3. Rewrite Moonshadow’s Guardian completely by April 1st- I put this aside for Nanowrimo and I need to get back to it. It would be better if I could complete this by March 1st instead. I would like to be able to send it out on my eighteenth birthday. I have decided to separate it into two novellas. This is just the first one.
4. Build the new mythology for Asteria by February 1st- Asteria is the world on which Some Secrets Should Never Be Known takes place, the novel that I was working on during November. I have made several changes to the mythology that will seriously alter the storyline. I need to finish working out the consequences of these changes so that I can start the book. This shouldn’t take too long.
5. Write the first draft of Some Secrets Should Never Be Known by May 1st- this is a real baby for me, a book that happened to come to me in a dream. Its main characters, Marla and Logan, are two very strong young people with strong minds and strong voices. I’m excited to get to work on this book.
6. Blog consistently (3 times a week) all year- blogging consistently has always been a challenge for me and will continue to be a challenge for me in the year ahead. While my focus should mainly be on other forms of writing, the blog is important to and I can’t neglect it. I really do love Fictional Worlds and I have a lot of fun with this blog.
7. Move Fictional Worlds and probably rename and redesign it entirely- Orble has been a great place for me and my blog, but it’s time for me to move on and make my own space on the web. This is going to be a long and painful process, but Fictional Worlds should be in a new space by midway through the year.
8. Create a new place&A Cast of Characters for short stories-I would like to write more short stories. Some of my short stories will obviously take place in worlds I’ve already created, but I would like to create a world and characters specifically designed for a series of short stories. This will be an ongoing process.
9. Revise Moonshadow’s Guardian again in May-June and start preparing submission package- I would like to be able to submit this story to publishers on my 18th birthday in August.
10. Write 500, 000 words in 2011-this will be for WriYe, but it’s also just to increase my productivity. This will include blog posts as well as the Moonshadow’s Guardian Novella(s) and Some Secrets Should Never Be Known.

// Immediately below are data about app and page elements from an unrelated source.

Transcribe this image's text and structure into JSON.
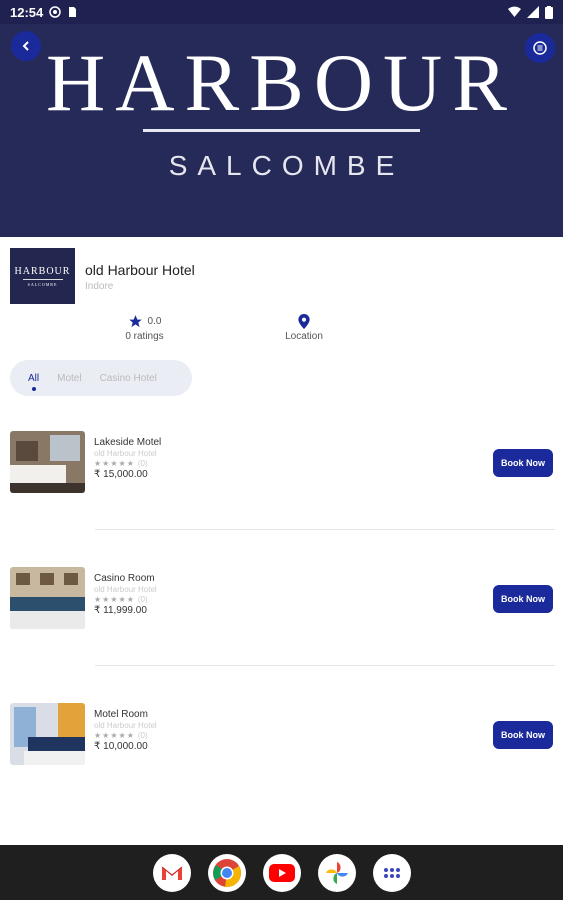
{
  "status_bar": {
    "time": "12:54"
  },
  "hero": {
    "brand": "HARBOUR",
    "subtitle": "SALCOMBE"
  },
  "hotel": {
    "logo_text": "HARBOUR",
    "logo_subtext": "SALCOMBE",
    "name": "old Harbour Hotel",
    "city": "Indore",
    "rating_value": "0.0",
    "ratings_label": "0 ratings",
    "location_label": "Location"
  },
  "tabs": [
    {
      "label": "All",
      "active": true
    },
    {
      "label": "Motel",
      "active": false
    },
    {
      "label": "Casino Hotel",
      "active": false
    }
  ],
  "rooms": [
    {
      "title": "Lakeside Motel",
      "hotel": "old Harbour Hotel",
      "stars": "★★★★★",
      "reviews": "(0)",
      "price": "₹ 15,000.00",
      "book_label": "Book Now"
    },
    {
      "title": "Casino Room",
      "hotel": "old Harbour Hotel",
      "stars": "★★★★★",
      "reviews": "(0)",
      "price": "₹ 11,999.00",
      "book_label": "Book Now"
    },
    {
      "title": "Motel Room",
      "hotel": "old Harbour Hotel",
      "stars": "★★★★★",
      "reviews": "(0)",
      "price": "₹ 10,000.00",
      "book_label": "Book Now"
    }
  ],
  "dock": [
    "gmail-icon",
    "chrome-icon",
    "youtube-icon",
    "photos-icon",
    "app-drawer-icon"
  ],
  "colors": {
    "primary": "#1a2a9a",
    "hero_bg": "#262a59"
  }
}
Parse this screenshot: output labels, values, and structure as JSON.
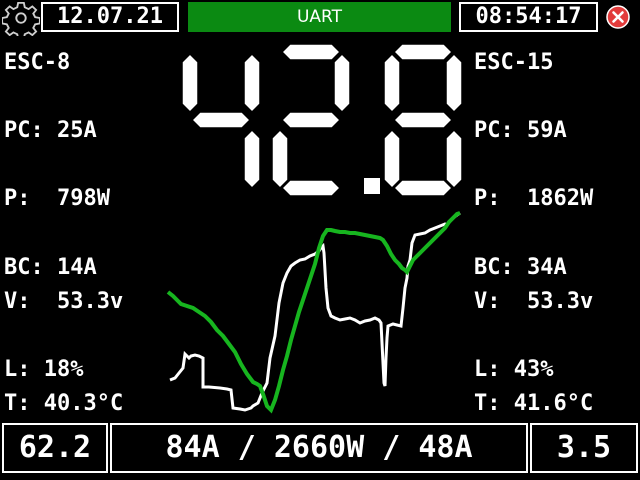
{
  "header": {
    "date": "12.07.21",
    "mode": "UART",
    "time": "08:54:17",
    "icons": {
      "settings": "gear-icon",
      "close": "close-icon"
    },
    "colors": {
      "mode_bg": "#0b8a12",
      "close": "#e23b3b"
    }
  },
  "main_value": "42.8",
  "left": {
    "name": "ESC-8",
    "pc": "PC: 25A",
    "p": "P:  798W",
    "bc": "BC: 14A",
    "v": "V:  53.3v",
    "l": "L: 18%",
    "t": "T: 40.3°C"
  },
  "right": {
    "name": "ESC-15",
    "pc": "PC: 59A",
    "p": "P:  1862W",
    "bc": "BC: 34A",
    "v": "V:  53.3v",
    "l": "L: 43%",
    "t": "T: 41.6°C"
  },
  "bottom": {
    "left": "62.2",
    "center": "84A / 2660W / 48A",
    "right": "3.5"
  },
  "graph": {
    "colors": {
      "white_trace": "#ffffff",
      "green_trace": "#17b51f"
    }
  }
}
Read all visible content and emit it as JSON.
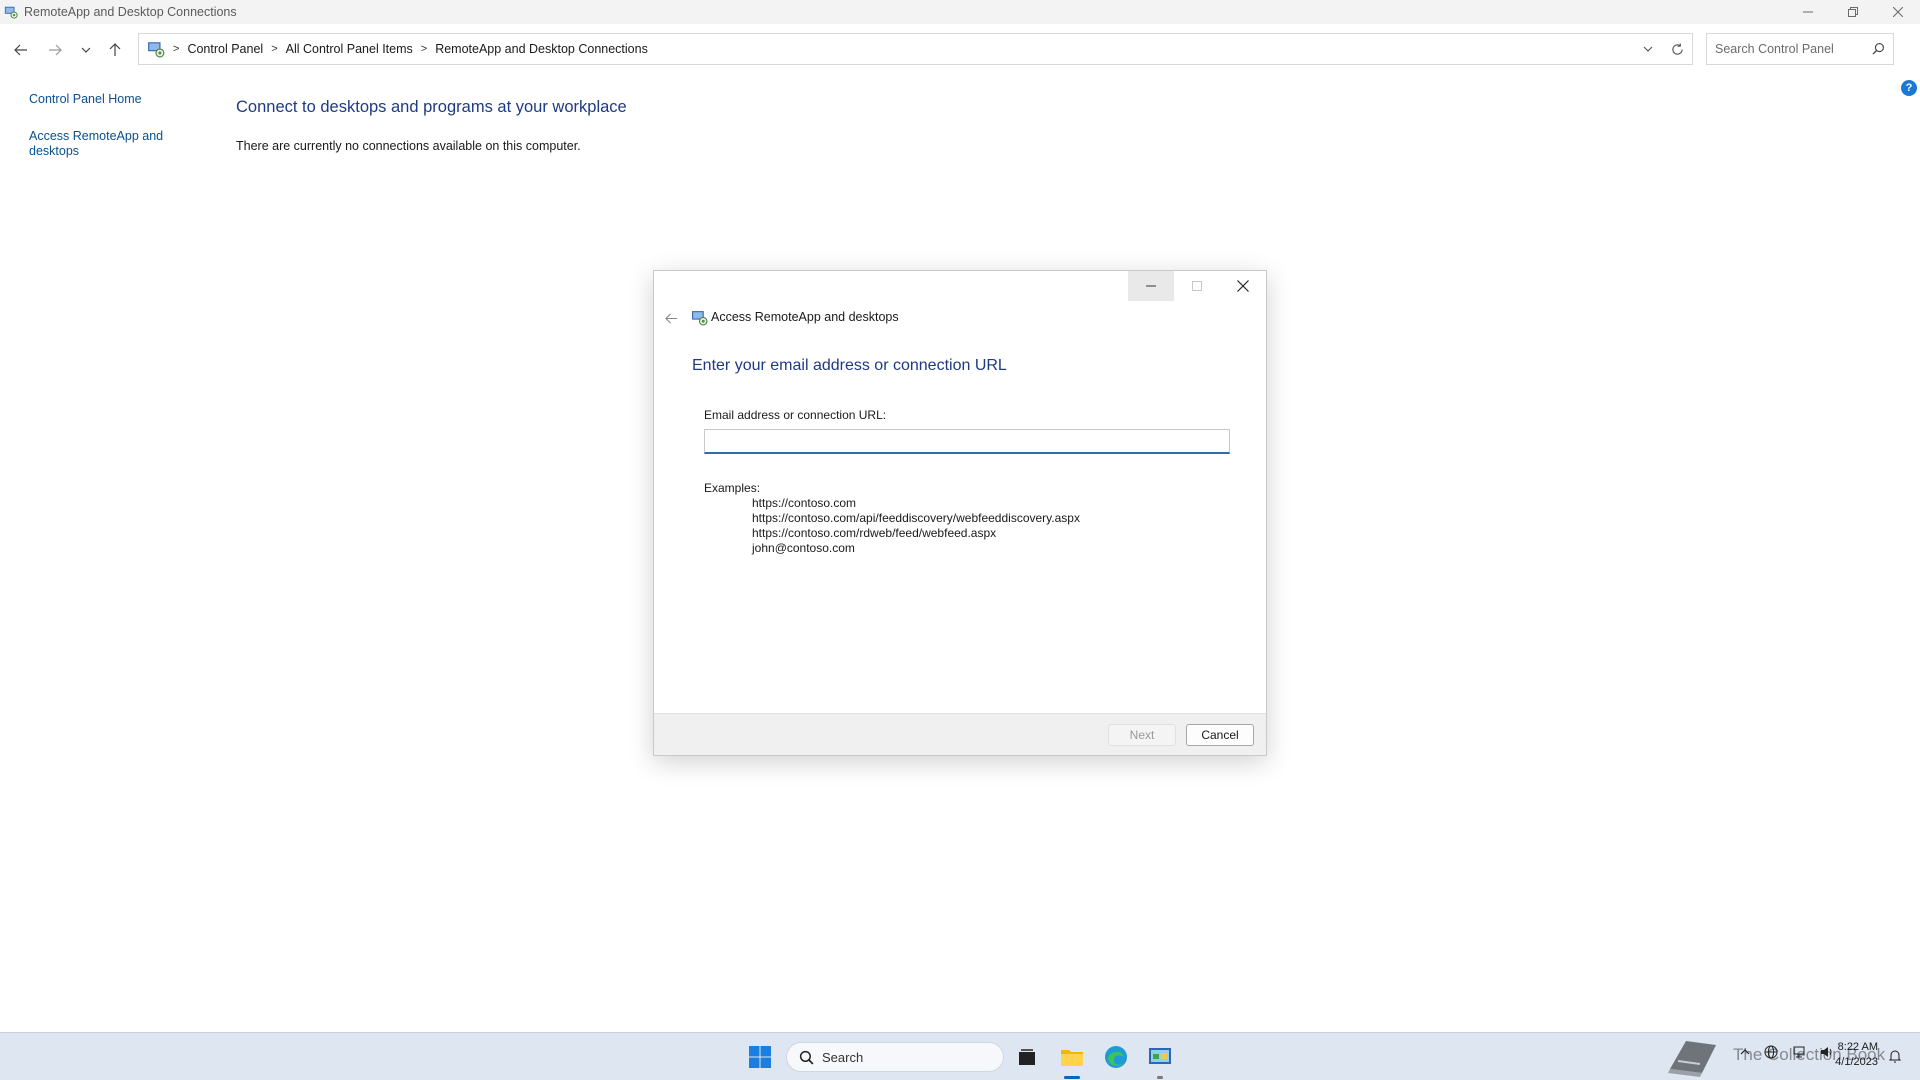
{
  "window": {
    "title": "RemoteApp and Desktop Connections"
  },
  "address_bar": {
    "crumbs": [
      "Control Panel",
      "All Control Panel Items",
      "RemoteApp and Desktop Connections"
    ],
    "search_placeholder": "Search Control Panel"
  },
  "left_nav": {
    "home": "Control Panel Home",
    "access": "Access RemoteApp and desktops"
  },
  "main": {
    "heading": "Connect to desktops and programs at your workplace",
    "text": "There are currently no connections available on this computer."
  },
  "dialog": {
    "title": "Access RemoteApp and desktops",
    "heading": "Enter your email address or connection URL",
    "field_label": "Email address or connection URL:",
    "field_value": "",
    "examples_label": "Examples:",
    "examples": [
      "https://contoso.com",
      "https://contoso.com/api/feeddiscovery/webfeeddiscovery.aspx",
      "https://contoso.com/rdweb/feed/webfeed.aspx",
      "john@contoso.com"
    ],
    "next_label": "Next",
    "cancel_label": "Cancel"
  },
  "taskbar": {
    "search_label": "Search",
    "watermark": "The Collection Book",
    "time": "8:22 AM",
    "date": "4/1/2023"
  },
  "colors": {
    "heading_blue": "#1e3a82",
    "link_blue": "#0b4f8f",
    "accent": "#2a6db5",
    "taskbar_bg": "#dde6f1"
  },
  "icons": [
    "app-icon",
    "minimize-icon",
    "restore-icon",
    "close-icon",
    "back-arrow-icon",
    "forward-arrow-icon",
    "recent-locations-icon",
    "up-arrow-icon",
    "location-icon",
    "dropdown-icon",
    "refresh-icon",
    "search-icon",
    "help-icon",
    "start-icon",
    "task-view-icon",
    "file-explorer-icon",
    "edge-icon",
    "control-panel-icon",
    "book-icon",
    "language-icon",
    "network-icon",
    "volume-icon",
    "notification-icon"
  ]
}
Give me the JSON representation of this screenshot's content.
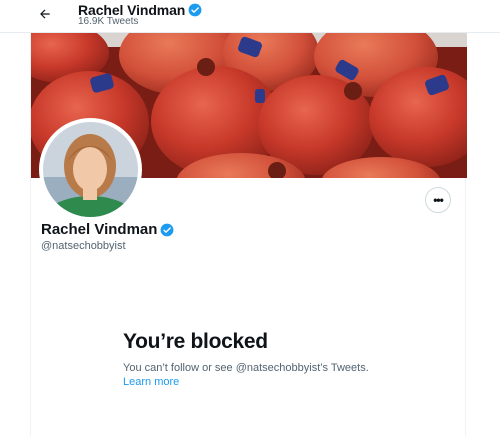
{
  "header": {
    "title": "Rachel Vindman",
    "tweet_count": "16.9K Tweets",
    "back_icon": "arrow-left-icon"
  },
  "profile": {
    "name": "Rachel Vindman",
    "handle": "@natsechobbyist",
    "verified_icon": "verified-badge-icon",
    "more_icon": "more-horizontal-icon"
  },
  "blocked": {
    "title": "You’re blocked",
    "message": "You can’t follow or see @natsechobbyist’s Tweets.",
    "link": "Learn more"
  },
  "colors": {
    "accent": "#1d9bf0",
    "secondary_text": "#536471"
  }
}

It will also include 100, 000 words this November, though I haven’t picked a storyline for Nanowrimo yet.
What are your writing goals for 2011? When you’re done, put them on your wall where you will always see them.